steady-state returns on the government debt portfolio at

.

Finally,
the short-term real interest rate is assumed to be 1% in steady state, the
spread between the long- and short-term interest rates to be 100 basis points,
the sovereign spread to be 50 basis points for France, and 100 basis points for
Italy and Spain.

Comme chaque année, un peu avant
le printemps, l’OFCE publie dans la collection « Repères » des
Editions La Découverte un ouvrage synthétique sur l’état de l’économie
européenne et sur les enjeux de l’année à venir, L’économie
européenne 2020. Il faut bien admettre que lors de la préparation de l’ouvrage,
dont le dernier chapitre a été achevé au tout début de l’année 2020, nous n’avions
pas anticipé que l’épidémie liée au coronavirus en Chine engendrerait la crise
sanitaire et économique globale dont nous subissons les effets depuis quelques
semaines.

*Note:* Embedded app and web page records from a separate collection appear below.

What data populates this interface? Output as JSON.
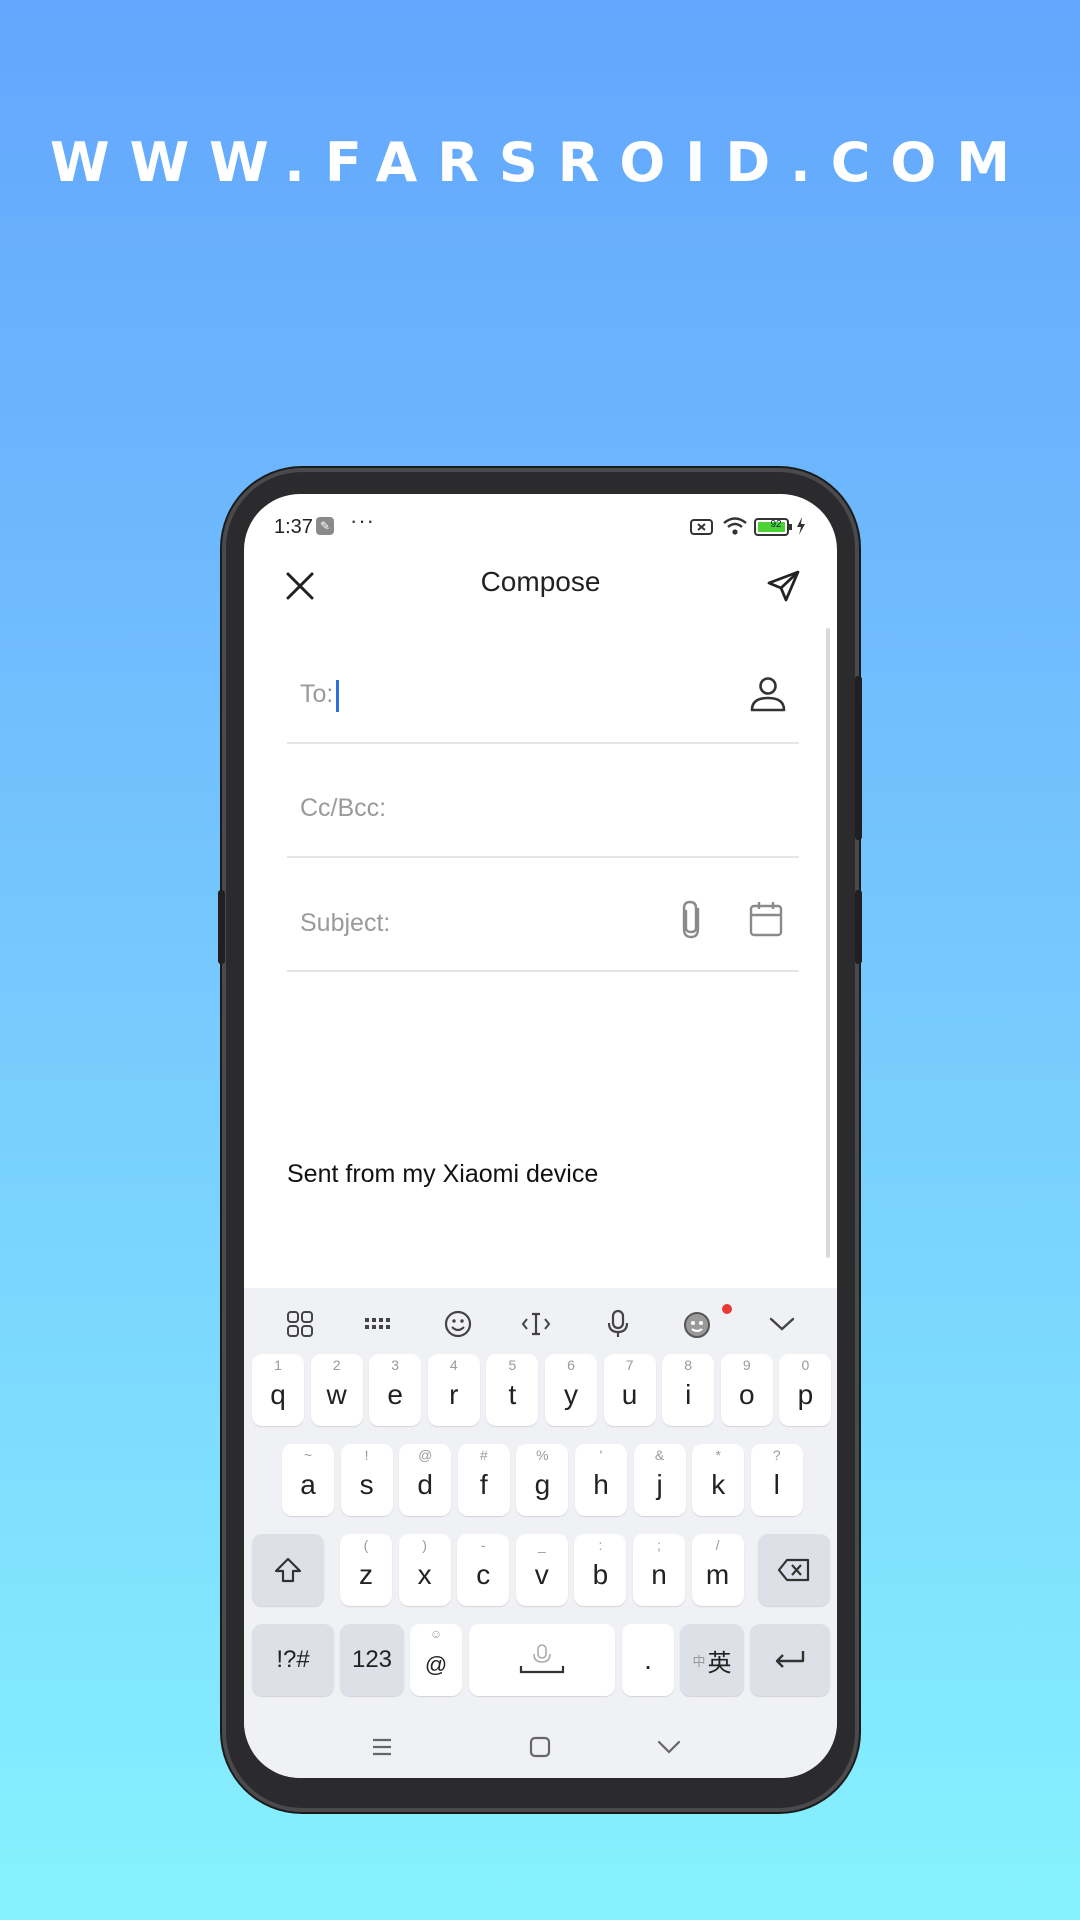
{
  "banner": {
    "text": "WWW.FARSROID.COM"
  },
  "status_bar": {
    "time": "1:37",
    "more": "···",
    "battery": "92"
  },
  "compose": {
    "title": "Compose",
    "to_label": "To:",
    "ccbcc_label": "Cc/Bcc:",
    "subject_label": "Subject:",
    "signature": "Sent from my Xiaomi device"
  },
  "keyboard": {
    "row1": [
      {
        "hint": "1",
        "key": "q"
      },
      {
        "hint": "2",
        "key": "w"
      },
      {
        "hint": "3",
        "key": "e"
      },
      {
        "hint": "4",
        "key": "r"
      },
      {
        "hint": "5",
        "key": "t"
      },
      {
        "hint": "6",
        "key": "y"
      },
      {
        "hint": "7",
        "key": "u"
      },
      {
        "hint": "8",
        "key": "i"
      },
      {
        "hint": "9",
        "key": "o"
      },
      {
        "hint": "0",
        "key": "p"
      }
    ],
    "row2": [
      {
        "hint": "~",
        "key": "a"
      },
      {
        "hint": "!",
        "key": "s"
      },
      {
        "hint": "@",
        "key": "d"
      },
      {
        "hint": "#",
        "key": "f"
      },
      {
        "hint": "%",
        "key": "g"
      },
      {
        "hint": "'",
        "key": "h"
      },
      {
        "hint": "&",
        "key": "j"
      },
      {
        "hint": "*",
        "key": "k"
      },
      {
        "hint": "?",
        "key": "l"
      }
    ],
    "row3": [
      {
        "hint": "(",
        "key": "z"
      },
      {
        "hint": ")",
        "key": "x"
      },
      {
        "hint": "-",
        "key": "c"
      },
      {
        "hint": "_",
        "key": "v"
      },
      {
        "hint": ":",
        "key": "b"
      },
      {
        "hint": ";",
        "key": "n"
      },
      {
        "hint": "/",
        "key": "m"
      }
    ],
    "symbols_label": "!?#",
    "numbers_label": "123",
    "at_key": "@",
    "period_key": ".",
    "lang_small": "中",
    "lang_main": "英"
  },
  "colors": {
    "accent": "#2f6fe0",
    "notification_dot": "#e53935"
  }
}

Aussi l’ouvrage ne répond-il pas à l’actualité essentielle du moment.
Il livre cependant quelques pistes de réflexion qui s’avéreront sans doute utiles
lorsque la phase aiguë de la crise sanitaire aura été dépassée. Ces pistes de
réflexion concernent l’impulsion politique européenne des derniers mois de
l’année 2019 et les ambitions de la nouvelle Commission européenne, les
perceptions des Européens à l’égard de l’Union européenne et les outils
macroéconomiques à mobiliser pour contrecarrer un ralentissement économique ou
une fragilisation du secteur bancaire.

En septembre 2019, la Banque centrale européenne (BCE) annonçait une relance de ses politiques « non conventionnelles », incluant, en sus de l’assouplissement quantitatif (quantitative easing) et des opérations ciblées de refinancement à long terme (targeted long-term refinancing operations, TLTRO), une baisse du taux des facilités de dépôts[i] avec une tranche de monnaie de réserve exonérée des taux négatifs de manière à limiter le coût des réserves pour les banques. Ce nouveau round de politiques accommodantes s’imposait en raison du contexte macroéconomique, marqué par un ralentissement de l’activité en zone euro et un décrochage de l’inflation.